ALEXANDRIA, VA (Feb. 4, 1998) -- Yesterday we began to look at Intel (Nasdaq: INTC) with the intention of learning what we can about the company's performance in 1997, while searching for information that isn't already intuitively accepted by half-knowledgeable investors. (For example, "Its sales are rising, its net income is climbing, it's a great company..." That type of stuff.)
Today we continue on our Quest For Ultimate Enlightenment On Intel, although until the company's 1997 10-K report is released next month, we can't quite look at Intel as in-depth as we'd like to, but we can still accomplish quite a lot.
No more chatter...
Tuesday we reviewed Intel's price-slashing nature on its MMX and Pentium II chips. These are the two new microprocessors that Intel released in 1997 that basically replaced the company's existing product line. In relation to price-cutting, we were reminded that the current gross margins of 59% are expected to settle around 50% in the long term, and perhaps at around 55% in 1998. Where the gross margin number lands depends on the product mix and volume.
So how can Intel continue to increase net income while cutting prices on key high-margin products? The obvious answer is for the company to increase volume and efficiency on the products for which it is cutting prices, and diversify the product mix to increase sales of other high-margin products. Last year the company grew sales 20% to $25.1 billion, while net income increased 33% to $6.9 billion. The company's production facilities ramped up new microprocessor production in record time and with record efficiency, while competitors Advanced Micro Devices (NYSE: AMD) and National Semiconductor (NYSE: NSM) are having production troubles.
What is Intel selling and to whom?
In late 1997 Intel reorganized itself to cover all computing business segments, from low-end PCs to high-end server equipment. With record sales volume on high-end Pentium II microprocessors, it's clear that the low-end sub-$1000 PCs are not going to kill the sales of high-performance machines. Either way, Intel is addressing all PC markets and the company accelerated the price cuts on its lower-end Pentium P5 chips, too. At one point Intel was going to let the competition have the low-end market, but management quickly changed its mind, showing that no company is infallible and that perhaps one of the best qualities that management can have is flexibility. (In large part thanks to Intel, you can right now buy a good computer relatively inexpensively -- though with 333 MHz computers now available, 233 MHz prices will steadily decline even more.)
Although over 80% of revenue at Intel is derived from the sale of silicon that goes into a computer, the company also has growing business in networking, videoconferencing, and other segments.
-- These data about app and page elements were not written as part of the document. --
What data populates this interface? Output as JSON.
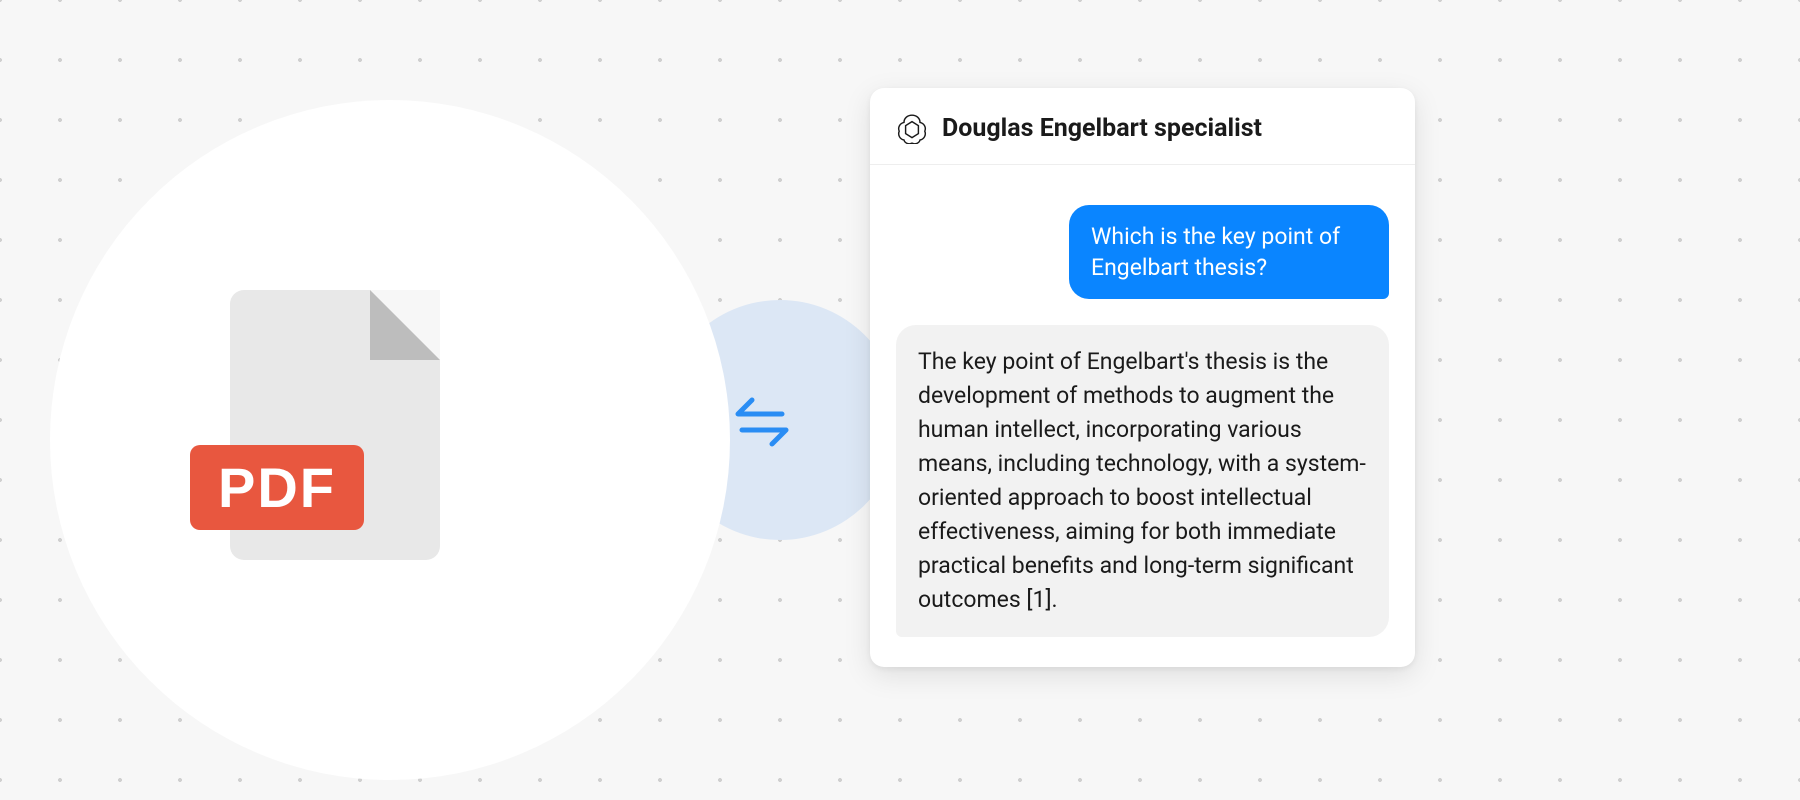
{
  "pdf": {
    "label": "PDF"
  },
  "chat": {
    "title": "Douglas Engelbart specialist",
    "user_message": "Which is the key point of Engelbart thesis?",
    "assistant_message": "The key point of Engelbart's thesis is the development of methods to augment the human intellect, incorporating various means, including technology, with a system-oriented approach to boost intellectual effectiveness, aiming for both immediate practical benefits and long-term significant outcomes [1]."
  },
  "icons": {
    "swap": "bidirectional-arrows",
    "brand": "openai-logo"
  }
}
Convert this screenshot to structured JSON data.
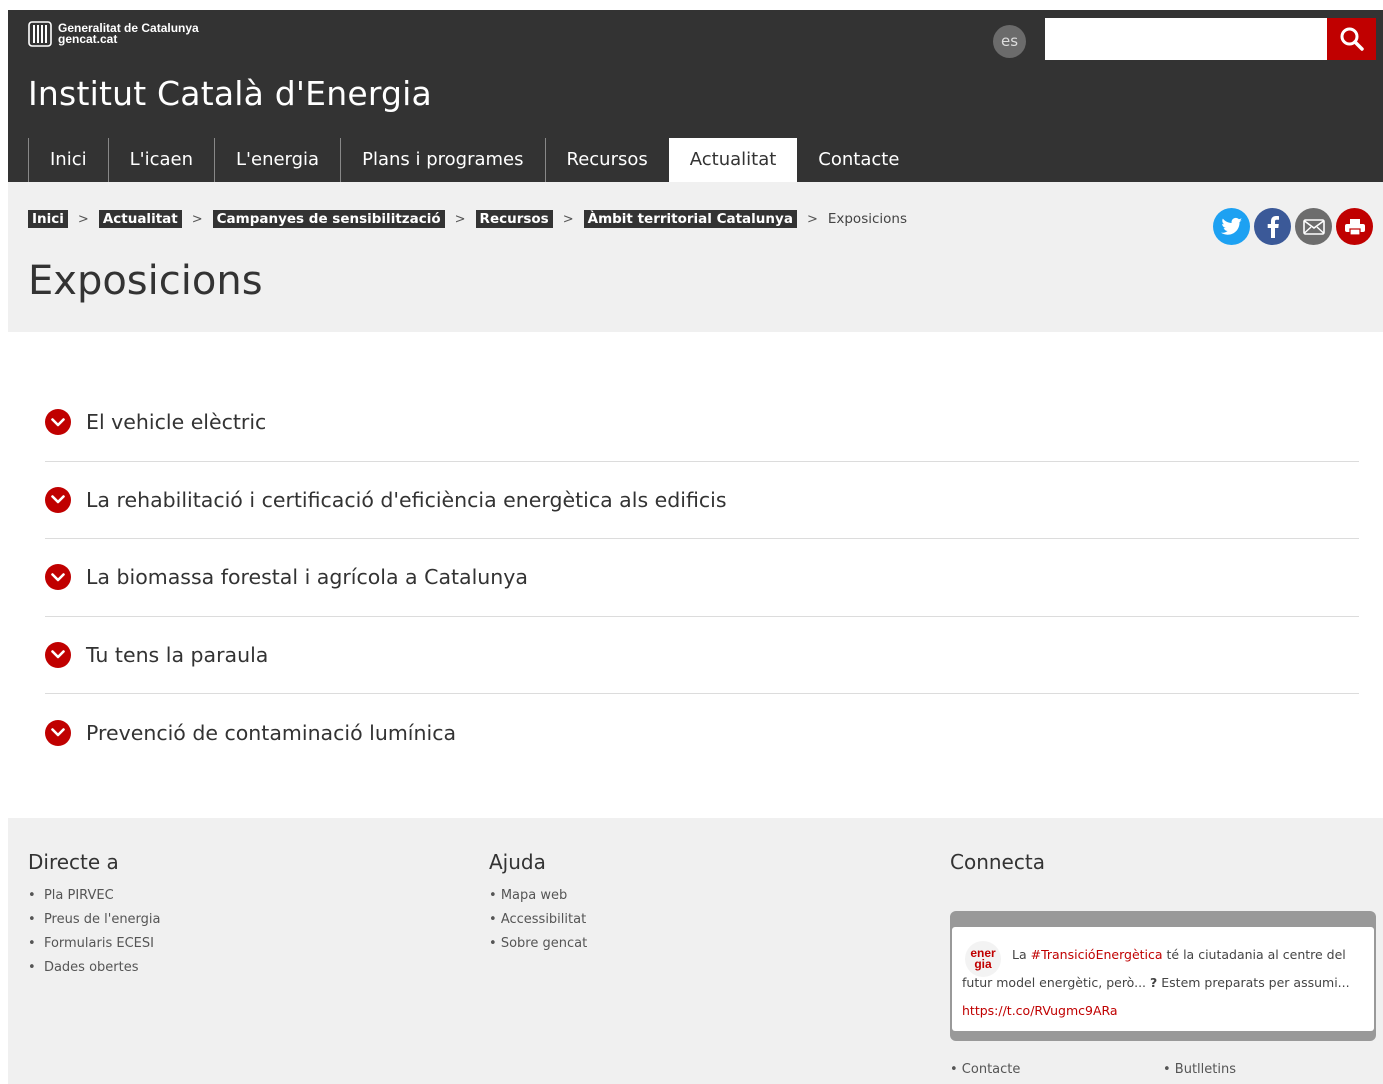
{
  "header": {
    "gencat_line1": "Generalitat de Catalunya",
    "gencat_line2": "gencat.cat",
    "lang": "es",
    "search_placeholder": "",
    "site_title": "Institut Català d'Energia",
    "nav": [
      {
        "label": "Inici",
        "active": false
      },
      {
        "label": "L'icaen",
        "active": false
      },
      {
        "label": "L'energia",
        "active": false
      },
      {
        "label": "Plans i programes",
        "active": false
      },
      {
        "label": "Recursos",
        "active": false
      },
      {
        "label": "Actualitat",
        "active": true
      },
      {
        "label": "Contacte",
        "active": false
      }
    ]
  },
  "breadcrumb": {
    "items": [
      "Inici",
      "Actualitat",
      "Campanyes de sensibilització",
      "Recursos",
      "Àmbit territorial Catalunya"
    ],
    "separator": ">",
    "current": "Exposicions"
  },
  "share": [
    "twitter-icon",
    "facebook-icon",
    "email-icon",
    "print-icon"
  ],
  "page_title": "Exposicions",
  "accordion": [
    "El vehicle elèctric",
    "La rehabilitació i certificació d'eficiència energètica als edificis",
    "La biomassa forestal i agrícola a Catalunya",
    "Tu tens la paraula",
    "Prevenció de contaminació lumínica"
  ],
  "footer": {
    "directe": {
      "title": "Directe a",
      "items": [
        "Pla PIRVEC",
        "Preus de l'energia",
        "Formularis ECESI",
        "Dades obertes"
      ]
    },
    "ajuda": {
      "title": "Ajuda",
      "items": [
        "Mapa web",
        "Accessibilitat",
        "Sobre gencat"
      ]
    },
    "connecta": {
      "title": "Connecta",
      "tweet_logo_1": "ener",
      "tweet_logo_2": "gia",
      "tweet_pre": "La ",
      "tweet_hashtag": "#TransicióEnergètica",
      "tweet_mid": " té la ciutadania al centre del futur model energètic, però... ",
      "tweet_q": "?",
      "tweet_post": " Estem preparats per assumi... ",
      "tweet_link": "https://t.co/RVugmc9ARa",
      "link_contacte": "• Contacte",
      "link_butlletins": "• Butlletins"
    }
  },
  "colors": {
    "header_bg": "#333333",
    "accent_red": "#c00000",
    "band_bg": "#f0f0f0",
    "twitter": "#1da1f2",
    "facebook": "#3b5998"
  }
}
Intel is also moving forward in the computer graphics market with the recent acquisition of Chips & Technology. And in the last quarter Intel let it be known that its new Merced chip should be ready for production in 1999. This microprocessor is being heralded as the next big thing in the business, with an architecture that supports all viable systems, and is thought to be Intel's trump card in the high, super high-end market where the competition has often led.
Meantime, at the so-called "middle-level" of the PC sales spectrum, Intel of course has a monstrous lead, and it is only a matter of time before large corporate upgrades might begin in earnest again. Statistics show that one-half of all corporate PCs use 486 CPUs or older, while 20% of corporate PCs use 386 CPUs. Hard to believe. So unless companies plan to switch to a fledgling network computer platform, or thin-client systems (for which Intel has its own solution), 1998 and 1999 could be just "swell" (to use a Wise analyst term) for PC sales in this country.
When Intel's 10-K is released we can really dig down and see exactly what the company sold last year, and how much. There's plenty to do in the meantime as we progress forward. Tomorrow we'll look at the company's numbers for the year and see what kind of cash flow Intel is generating, how its research and development expenses are shaping up, and we'll consider the company's capital expenditures (people commonly think that Intel is a capital-intensive business, when in fact it isn't much more capital intensive than Coca-Cola.)
To close, I phoned Harris Trust today and learned that we (and every other DRPer) bought Intel on February 2 at $83.3975 per share. Having sent only $50, we bought 0.5995 shares, bringing our total number of shares above eight and our cost basis to $79 and change. The stock continued its recent rampage today, rising above $87. Yesterday the Drip Port passed into positive territory overall for the first time, already covering the start-up expenses incurred. This has happened much sooner than Randy and I ever expected, but the port will have more expenses ($15) soon in order to begin the Campbell Soup DRP. Still, the Drip Port is up over 13% for the year. See you on the Drip Investment message board. Then, tomorrow, the Quest for Enlightenment continues.